/ ʌpˈsɛt ɪŋ /


tending to disturb or upset: an upsetting experience.

Origin of upsetting

First recorded in 1870–75; upset + -ing2

Definition for upsetting (2 of 2)

Origin of upset

1300–50; Middle English: raised up; see up-, set


1 Upset, capsize, overturn imply a change from an upright or other stable position to a prostrate one. Upset is a familiar word, applied to simple, everyday actions: to upset a table, a glass of water. Capsize is applied especially to the upsetting of a boat or other vessel: to capsize a canoe. Overturn usually suggests violence in upsetting something supposedly stable: The earthquake overturned houses.
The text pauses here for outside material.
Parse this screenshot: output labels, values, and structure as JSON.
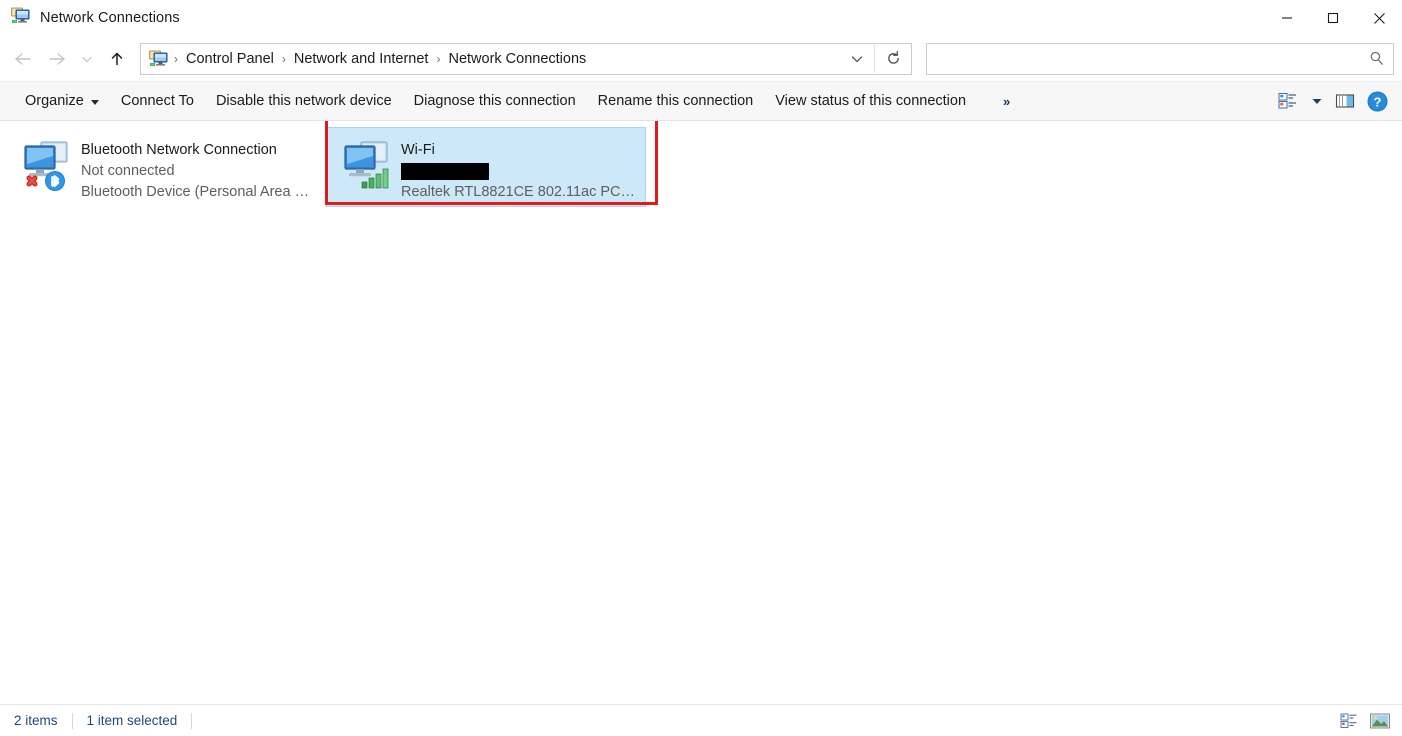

All three are used figuratively, also: to upset the stock market; to capsize a plan; to overturn a government.
2 unnerve, disconcert, fluster.
5 depose, displace.
10 perturbation, disturbance.
11 mess.
15 disconcerted, agitated, perturbed, annoyed.

Related forms Unabridged Based on the Random House Unabridged Dictionary, © Random House, Inc. 2019

Examples from the Web for upsetting

British Dictionary definitions for upsetting (1 of 2)


/ (ʌpˈsɛtɪŋ) /


metallurgy the process of hammering the end of a heated bar of metal so that its width is increased locally, as in the manufacture of bolts

British Dictionary definitions for upsetting (2 of 2)


verb (ʌpˈsɛt) -sets, -setting or -set (mainly tr)

noun (ˈʌpˌsɛt)

adjective (ʌpˈsɛt)

Derived Forms

upsettable, adjectiveupsetter, nounupsetting, adjectiveupsettingly, adverb

Word Origin for upset

C14 (in the sense: to set up, erect; C19 in the sense: to overthrow); related to Middle High German ūfsetzen to put on, Middle Dutch opzetten
Collins English Dictionary - Complete & Unabridged 2012 Digital Edition © William Collins Sons & Co. Ltd. 1979, 1986 © HarperCollins Publishers 1998, 2000, 2003, 2005, 2006, 2007, 2009, 2012